"Art space, performance space, we definitely want space that houses some of our social agencies in the neighbourhood," he told CBC Toronto this week. "We really want to see space that can house community meetings, and even space that might serve a maker community, or entrepreneurial communities.
"What we've been offered is 30,000 square feet with none of the details filled in."
Last year, the developer submitted a plan to the city that outlined its vision for the project. That plan is being re-written after objections from the community.
A revised plan is now in the process of being sent to city planning staff for approval, according to Cowan, who emphasized he's always been willing to listen to residents.
"We've shown as a developer that we're going way beyond what is normal in terms of public engagement," he said.
"We're an open door developer. I would say if the residents have any concerns they should call us, and they'll realize we're happy to sit down with them and make sure this is the right solution for everyone."
Both Mann and Coun. Ana Bailao, who represents the area, are also critical of the province's funding commitment for the community hub.
Mann called the $7 million contribution "peanuts."
Bailao said the city would be adding to the community hub kitty.
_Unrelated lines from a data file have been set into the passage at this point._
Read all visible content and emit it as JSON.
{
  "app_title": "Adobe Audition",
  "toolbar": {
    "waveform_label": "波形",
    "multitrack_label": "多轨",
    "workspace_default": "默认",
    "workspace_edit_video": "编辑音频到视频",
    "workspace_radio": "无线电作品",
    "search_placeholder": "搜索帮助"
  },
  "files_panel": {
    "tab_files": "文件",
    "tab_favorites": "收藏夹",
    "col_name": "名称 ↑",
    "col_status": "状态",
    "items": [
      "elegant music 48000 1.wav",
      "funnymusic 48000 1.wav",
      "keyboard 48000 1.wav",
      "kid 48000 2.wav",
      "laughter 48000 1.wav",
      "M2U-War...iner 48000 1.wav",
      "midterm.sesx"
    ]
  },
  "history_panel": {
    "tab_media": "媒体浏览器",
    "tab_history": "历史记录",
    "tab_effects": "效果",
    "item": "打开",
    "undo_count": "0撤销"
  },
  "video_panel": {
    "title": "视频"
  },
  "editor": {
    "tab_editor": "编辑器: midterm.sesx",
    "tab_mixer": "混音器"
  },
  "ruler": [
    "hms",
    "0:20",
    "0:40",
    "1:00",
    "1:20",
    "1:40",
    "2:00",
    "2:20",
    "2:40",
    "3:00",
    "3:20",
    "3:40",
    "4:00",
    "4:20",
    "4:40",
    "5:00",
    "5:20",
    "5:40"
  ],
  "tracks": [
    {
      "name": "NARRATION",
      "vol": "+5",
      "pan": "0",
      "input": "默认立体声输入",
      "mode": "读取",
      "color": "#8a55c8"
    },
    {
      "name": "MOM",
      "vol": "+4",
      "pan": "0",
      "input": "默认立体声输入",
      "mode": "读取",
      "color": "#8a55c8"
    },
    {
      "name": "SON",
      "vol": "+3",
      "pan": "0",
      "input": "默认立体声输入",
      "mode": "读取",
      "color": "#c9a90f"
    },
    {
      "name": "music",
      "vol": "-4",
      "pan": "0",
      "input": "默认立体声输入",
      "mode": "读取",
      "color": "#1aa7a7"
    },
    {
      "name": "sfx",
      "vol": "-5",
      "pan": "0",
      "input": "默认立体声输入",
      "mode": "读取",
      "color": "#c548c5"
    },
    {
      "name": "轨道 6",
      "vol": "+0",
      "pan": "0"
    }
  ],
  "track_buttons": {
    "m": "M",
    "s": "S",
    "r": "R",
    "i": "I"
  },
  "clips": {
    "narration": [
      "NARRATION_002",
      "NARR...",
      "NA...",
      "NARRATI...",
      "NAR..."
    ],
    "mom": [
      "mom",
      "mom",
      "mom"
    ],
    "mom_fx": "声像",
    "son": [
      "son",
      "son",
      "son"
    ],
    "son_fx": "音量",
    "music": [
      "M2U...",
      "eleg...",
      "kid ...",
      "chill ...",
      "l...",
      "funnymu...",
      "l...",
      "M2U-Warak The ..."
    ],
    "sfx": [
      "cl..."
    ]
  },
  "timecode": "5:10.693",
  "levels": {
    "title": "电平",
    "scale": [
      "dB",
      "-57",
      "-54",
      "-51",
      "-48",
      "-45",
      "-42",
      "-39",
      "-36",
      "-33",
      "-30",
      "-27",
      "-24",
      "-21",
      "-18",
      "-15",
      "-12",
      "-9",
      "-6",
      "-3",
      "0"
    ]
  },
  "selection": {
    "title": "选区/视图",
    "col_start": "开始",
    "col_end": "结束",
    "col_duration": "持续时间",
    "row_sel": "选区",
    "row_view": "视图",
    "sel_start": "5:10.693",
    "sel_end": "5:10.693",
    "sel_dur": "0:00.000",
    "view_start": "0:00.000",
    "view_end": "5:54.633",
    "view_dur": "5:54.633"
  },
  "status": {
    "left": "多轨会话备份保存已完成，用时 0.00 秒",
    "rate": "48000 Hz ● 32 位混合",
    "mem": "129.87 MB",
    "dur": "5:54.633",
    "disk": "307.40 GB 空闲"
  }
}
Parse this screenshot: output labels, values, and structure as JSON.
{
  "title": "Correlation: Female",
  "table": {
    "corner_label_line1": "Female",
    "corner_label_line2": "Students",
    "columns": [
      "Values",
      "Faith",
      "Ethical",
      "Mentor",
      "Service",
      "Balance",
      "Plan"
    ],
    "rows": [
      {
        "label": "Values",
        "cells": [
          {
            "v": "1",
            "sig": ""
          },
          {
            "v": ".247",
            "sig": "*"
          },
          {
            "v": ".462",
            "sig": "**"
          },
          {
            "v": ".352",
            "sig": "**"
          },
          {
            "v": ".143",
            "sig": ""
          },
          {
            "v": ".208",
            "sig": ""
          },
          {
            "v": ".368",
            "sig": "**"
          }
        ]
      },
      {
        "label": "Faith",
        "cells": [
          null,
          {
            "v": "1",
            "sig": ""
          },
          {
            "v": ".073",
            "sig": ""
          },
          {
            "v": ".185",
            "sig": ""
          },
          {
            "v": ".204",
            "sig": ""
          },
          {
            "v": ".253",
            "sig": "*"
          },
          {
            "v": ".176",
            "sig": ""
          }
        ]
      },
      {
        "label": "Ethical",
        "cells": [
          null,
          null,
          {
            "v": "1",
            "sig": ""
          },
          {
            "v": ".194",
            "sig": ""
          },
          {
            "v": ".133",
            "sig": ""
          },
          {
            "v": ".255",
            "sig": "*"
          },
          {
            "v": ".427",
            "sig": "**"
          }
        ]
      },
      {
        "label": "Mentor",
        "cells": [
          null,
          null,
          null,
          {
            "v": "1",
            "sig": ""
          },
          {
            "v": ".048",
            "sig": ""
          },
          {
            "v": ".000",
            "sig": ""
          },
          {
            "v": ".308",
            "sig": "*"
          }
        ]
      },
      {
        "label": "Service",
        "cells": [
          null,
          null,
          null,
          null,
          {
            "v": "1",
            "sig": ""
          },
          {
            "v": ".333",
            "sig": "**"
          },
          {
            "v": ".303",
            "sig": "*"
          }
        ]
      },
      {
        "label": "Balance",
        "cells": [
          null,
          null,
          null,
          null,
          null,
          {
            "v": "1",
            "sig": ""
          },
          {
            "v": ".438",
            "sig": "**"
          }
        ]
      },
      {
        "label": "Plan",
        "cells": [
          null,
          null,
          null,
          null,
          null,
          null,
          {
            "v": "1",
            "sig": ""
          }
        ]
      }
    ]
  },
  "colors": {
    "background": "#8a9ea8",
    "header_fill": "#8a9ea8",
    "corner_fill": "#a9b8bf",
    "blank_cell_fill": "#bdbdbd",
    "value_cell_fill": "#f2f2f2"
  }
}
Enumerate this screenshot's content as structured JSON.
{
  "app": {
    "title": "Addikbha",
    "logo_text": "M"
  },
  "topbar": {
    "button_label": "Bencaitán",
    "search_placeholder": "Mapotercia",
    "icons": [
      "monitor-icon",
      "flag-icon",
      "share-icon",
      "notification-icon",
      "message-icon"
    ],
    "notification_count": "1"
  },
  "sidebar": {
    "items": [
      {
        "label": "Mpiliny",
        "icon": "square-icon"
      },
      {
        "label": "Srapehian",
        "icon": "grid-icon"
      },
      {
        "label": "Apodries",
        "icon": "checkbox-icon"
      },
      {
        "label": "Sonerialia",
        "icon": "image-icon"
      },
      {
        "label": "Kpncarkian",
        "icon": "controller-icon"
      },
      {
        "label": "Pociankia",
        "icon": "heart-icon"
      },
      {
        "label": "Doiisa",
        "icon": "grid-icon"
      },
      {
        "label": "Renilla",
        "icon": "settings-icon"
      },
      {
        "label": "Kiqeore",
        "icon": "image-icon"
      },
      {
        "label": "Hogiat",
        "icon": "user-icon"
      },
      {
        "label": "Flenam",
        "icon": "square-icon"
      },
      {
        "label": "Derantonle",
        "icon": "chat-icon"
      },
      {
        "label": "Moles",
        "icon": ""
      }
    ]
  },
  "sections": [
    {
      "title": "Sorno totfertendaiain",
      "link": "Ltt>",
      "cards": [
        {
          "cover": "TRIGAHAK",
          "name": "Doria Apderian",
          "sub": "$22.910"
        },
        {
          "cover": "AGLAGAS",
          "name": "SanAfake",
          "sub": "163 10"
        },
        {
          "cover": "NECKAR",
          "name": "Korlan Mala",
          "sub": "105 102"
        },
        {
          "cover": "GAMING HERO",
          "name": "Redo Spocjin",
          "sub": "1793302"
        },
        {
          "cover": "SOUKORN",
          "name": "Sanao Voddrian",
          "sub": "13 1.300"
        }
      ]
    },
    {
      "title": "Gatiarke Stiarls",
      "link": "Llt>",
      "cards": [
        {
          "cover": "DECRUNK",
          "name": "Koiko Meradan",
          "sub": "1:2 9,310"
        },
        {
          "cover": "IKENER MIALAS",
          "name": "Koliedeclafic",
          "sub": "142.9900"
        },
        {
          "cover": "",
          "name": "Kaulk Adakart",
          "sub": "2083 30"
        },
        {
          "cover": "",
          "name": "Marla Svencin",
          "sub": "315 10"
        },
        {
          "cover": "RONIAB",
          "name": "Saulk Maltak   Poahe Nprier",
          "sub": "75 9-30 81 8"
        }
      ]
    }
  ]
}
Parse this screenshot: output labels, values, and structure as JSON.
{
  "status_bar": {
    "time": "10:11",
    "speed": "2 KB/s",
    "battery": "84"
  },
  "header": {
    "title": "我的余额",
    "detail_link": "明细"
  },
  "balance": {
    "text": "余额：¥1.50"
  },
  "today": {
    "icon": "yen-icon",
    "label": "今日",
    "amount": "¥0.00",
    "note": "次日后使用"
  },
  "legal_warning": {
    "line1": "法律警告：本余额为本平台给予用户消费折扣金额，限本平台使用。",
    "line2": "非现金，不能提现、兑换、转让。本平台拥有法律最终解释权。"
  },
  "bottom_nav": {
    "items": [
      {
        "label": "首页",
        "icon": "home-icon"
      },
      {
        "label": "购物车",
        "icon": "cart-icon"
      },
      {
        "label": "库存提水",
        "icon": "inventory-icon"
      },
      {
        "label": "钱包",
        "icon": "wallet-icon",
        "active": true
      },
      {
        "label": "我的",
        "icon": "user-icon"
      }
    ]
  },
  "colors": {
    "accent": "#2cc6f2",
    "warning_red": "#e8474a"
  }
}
But she said an amount won't be determined until she sees what the developer's plans are for the facility.
And despite some of the recent hiccups, she said she's confident the project, and the community hub will be built, although it could take years.
'Going to be delivered'
"Knowing my community, I know that we're going to be right there assuring that these things are going to be delivered," Bailao said.
However, some of the residents are worried, Mann says, about a recent application the developers have made to the Ontario Municipal Board. He said if the developer looks to the board to approve its redevelopment plan, it could cut the city — and residents — out of the negotiations altogether.
But Cowan says the application to the OMB is routine and that he has no plans to take that route.
Ontario Education Minister Indira Naidoo-Harris, wouldn't speak directly with CBC Toronto, but her spokesperson,
Richard Francella, issued a statement.
"Through our investment of about $20M for this project, 900 students will have access to a new state-of-the-art high school," Francella wrote. "When the TDSB decided to sell this site, our government ensured that $7M be directed toward a community hub, which will include space for a licensed child care centre and space for community programming."